• **Entries supplied**
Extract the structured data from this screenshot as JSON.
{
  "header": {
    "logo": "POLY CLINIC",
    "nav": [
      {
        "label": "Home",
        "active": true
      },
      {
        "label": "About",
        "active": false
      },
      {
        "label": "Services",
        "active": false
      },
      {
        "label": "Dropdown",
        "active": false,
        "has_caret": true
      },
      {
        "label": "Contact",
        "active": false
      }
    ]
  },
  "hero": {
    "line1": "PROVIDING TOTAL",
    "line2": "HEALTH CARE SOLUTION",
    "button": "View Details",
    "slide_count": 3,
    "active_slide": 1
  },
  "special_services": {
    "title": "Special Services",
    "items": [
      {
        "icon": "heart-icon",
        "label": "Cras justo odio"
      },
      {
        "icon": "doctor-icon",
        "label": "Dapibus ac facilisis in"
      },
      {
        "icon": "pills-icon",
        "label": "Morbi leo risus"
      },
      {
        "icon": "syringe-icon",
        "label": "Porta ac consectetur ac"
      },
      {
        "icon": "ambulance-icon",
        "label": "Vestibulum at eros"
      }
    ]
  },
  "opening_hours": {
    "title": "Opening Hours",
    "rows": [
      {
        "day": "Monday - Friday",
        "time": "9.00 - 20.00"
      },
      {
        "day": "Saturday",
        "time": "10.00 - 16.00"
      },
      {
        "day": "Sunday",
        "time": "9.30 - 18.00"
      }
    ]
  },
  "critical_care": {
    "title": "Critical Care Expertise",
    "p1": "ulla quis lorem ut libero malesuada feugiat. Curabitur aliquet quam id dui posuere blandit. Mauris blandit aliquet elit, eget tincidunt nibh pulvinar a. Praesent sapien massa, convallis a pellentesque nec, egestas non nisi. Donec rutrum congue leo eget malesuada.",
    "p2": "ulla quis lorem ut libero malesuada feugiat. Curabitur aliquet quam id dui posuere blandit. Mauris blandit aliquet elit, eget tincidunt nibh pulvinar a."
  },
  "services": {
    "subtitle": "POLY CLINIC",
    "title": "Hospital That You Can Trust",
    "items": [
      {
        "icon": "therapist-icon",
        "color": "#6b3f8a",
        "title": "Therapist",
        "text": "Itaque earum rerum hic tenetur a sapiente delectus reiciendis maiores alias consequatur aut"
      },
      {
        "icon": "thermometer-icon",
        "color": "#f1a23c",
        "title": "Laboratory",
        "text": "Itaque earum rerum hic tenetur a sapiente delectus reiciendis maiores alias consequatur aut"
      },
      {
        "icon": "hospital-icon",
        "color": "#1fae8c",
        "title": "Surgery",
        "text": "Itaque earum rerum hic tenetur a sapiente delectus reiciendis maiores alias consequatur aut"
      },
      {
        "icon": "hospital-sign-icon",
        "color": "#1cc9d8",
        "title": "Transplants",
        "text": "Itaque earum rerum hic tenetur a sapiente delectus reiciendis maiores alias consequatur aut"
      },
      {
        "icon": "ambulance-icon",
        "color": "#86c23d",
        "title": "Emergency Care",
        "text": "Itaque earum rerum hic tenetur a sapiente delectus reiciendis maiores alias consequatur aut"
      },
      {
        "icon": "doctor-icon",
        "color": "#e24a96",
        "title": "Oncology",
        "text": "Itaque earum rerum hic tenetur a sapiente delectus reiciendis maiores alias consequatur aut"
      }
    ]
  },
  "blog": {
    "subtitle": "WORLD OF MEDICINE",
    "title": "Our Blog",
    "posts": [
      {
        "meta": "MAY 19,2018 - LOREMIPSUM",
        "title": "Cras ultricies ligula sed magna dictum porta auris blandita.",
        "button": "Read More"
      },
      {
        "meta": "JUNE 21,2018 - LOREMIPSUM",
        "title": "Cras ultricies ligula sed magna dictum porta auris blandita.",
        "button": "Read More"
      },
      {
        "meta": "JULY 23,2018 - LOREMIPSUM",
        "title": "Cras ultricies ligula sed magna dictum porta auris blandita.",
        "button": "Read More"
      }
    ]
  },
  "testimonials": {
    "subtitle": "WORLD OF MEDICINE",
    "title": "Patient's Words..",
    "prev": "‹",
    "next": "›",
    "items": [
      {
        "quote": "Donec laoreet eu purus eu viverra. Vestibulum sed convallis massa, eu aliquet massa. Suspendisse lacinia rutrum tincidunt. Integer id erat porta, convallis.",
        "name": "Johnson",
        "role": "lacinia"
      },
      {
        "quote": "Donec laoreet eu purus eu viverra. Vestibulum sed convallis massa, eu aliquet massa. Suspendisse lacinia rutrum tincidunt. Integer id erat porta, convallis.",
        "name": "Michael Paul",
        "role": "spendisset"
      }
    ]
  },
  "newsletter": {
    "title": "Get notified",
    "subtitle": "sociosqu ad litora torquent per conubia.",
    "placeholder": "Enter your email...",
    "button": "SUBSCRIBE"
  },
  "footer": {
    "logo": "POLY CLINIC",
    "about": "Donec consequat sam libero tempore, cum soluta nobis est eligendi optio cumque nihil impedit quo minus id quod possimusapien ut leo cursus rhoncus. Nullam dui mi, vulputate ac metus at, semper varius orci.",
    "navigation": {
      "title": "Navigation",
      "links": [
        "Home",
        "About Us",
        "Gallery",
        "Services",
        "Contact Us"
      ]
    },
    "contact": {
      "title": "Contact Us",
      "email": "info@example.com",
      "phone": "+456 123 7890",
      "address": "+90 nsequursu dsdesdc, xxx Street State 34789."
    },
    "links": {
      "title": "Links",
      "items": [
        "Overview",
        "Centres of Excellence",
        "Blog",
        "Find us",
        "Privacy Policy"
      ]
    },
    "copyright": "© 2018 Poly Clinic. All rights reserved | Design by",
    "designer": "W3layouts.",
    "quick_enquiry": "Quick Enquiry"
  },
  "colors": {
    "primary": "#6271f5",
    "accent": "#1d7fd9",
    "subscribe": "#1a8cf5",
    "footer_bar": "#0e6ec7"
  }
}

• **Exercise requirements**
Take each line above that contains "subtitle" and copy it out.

• **Solution for this task**
    "subtitle": "POLY CLINIC",
    "subtitle": "WORLD OF MEDICINE",
    "subtitle": "WORLD OF MEDICINE",
    "subtitle": "sociosqu ad litora torquent per conubia.",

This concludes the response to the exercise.